Pay Phone? What’s That?
Last Friday marked a huge anniversary of a devise used in our country. It was an anniversary that very few recognized and a devise that is little by little going away. Friday marked the 132nd anniversary of the first public pay phone booth. That booth was built in 1880 in New Haven, Connecticut. Payphones were actually preceded by pay stations, manned by telephone company attendants who would collect payment for calls placed. In 1889, the first public coin telephone was invented by William Gray and installed at a bank in Hartford, Connecticut. The invention quickly caught on, and by 1902, there were 81,000 payphones in the United States. By 1905, the first outdoor payphones with booths were installed. In 1960, the Bell System installed its one millionth telephone booth. In 2000, there were over 2 million payphones in the United States, although today that number is around 700,000. Between 2007 and 2008 the number of payphones in the United States in operation had declined by 58 percent. That led me to thinking about the locations of pay phones in the Quincy-Hannibal area. I know of only one of them. There is one at 24th and State, but I can’t think of another location. It’s been so long since I used one, I couldn’t even tell you what it cost to make a call today.

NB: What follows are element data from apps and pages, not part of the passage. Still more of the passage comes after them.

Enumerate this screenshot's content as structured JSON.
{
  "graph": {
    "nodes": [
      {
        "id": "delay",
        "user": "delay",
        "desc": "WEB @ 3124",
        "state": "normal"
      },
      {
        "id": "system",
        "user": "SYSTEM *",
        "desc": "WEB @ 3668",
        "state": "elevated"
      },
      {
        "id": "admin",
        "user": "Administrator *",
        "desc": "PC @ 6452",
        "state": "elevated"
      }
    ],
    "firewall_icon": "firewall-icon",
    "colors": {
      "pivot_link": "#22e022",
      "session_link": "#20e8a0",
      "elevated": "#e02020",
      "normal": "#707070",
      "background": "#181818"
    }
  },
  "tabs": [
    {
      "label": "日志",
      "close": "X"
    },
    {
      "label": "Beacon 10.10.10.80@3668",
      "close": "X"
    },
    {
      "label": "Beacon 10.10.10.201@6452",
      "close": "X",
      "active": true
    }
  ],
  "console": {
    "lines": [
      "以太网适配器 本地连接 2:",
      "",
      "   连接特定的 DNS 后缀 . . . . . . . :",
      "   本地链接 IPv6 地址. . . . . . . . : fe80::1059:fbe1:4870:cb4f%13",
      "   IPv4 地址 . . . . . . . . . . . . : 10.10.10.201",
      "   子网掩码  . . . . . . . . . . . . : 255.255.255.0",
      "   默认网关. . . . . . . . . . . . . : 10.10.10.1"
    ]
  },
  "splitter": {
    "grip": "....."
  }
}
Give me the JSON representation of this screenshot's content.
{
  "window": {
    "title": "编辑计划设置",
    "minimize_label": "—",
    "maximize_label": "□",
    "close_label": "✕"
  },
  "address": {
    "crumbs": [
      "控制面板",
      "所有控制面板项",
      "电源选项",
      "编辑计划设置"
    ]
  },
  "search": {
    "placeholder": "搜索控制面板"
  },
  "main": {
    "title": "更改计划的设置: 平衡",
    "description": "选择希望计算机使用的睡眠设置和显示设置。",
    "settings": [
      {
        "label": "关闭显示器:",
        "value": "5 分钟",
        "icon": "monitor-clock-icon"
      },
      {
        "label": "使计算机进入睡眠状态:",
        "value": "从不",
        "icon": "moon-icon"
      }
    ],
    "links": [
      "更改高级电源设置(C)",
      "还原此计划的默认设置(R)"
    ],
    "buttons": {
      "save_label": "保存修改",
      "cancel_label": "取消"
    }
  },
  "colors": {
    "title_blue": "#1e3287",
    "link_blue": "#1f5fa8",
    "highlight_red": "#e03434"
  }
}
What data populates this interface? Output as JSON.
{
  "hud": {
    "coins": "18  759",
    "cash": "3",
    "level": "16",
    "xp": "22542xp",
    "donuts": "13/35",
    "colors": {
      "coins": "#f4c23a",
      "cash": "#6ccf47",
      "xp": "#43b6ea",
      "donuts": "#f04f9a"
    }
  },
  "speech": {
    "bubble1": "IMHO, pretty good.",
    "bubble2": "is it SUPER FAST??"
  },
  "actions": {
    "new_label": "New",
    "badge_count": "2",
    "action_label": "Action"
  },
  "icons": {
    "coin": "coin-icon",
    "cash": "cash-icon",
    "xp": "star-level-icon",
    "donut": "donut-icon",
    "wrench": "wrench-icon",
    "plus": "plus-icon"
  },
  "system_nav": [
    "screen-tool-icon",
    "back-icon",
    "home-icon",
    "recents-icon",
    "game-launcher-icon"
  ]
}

Thanks to cell phones the pay phone is becoming a thing of the past.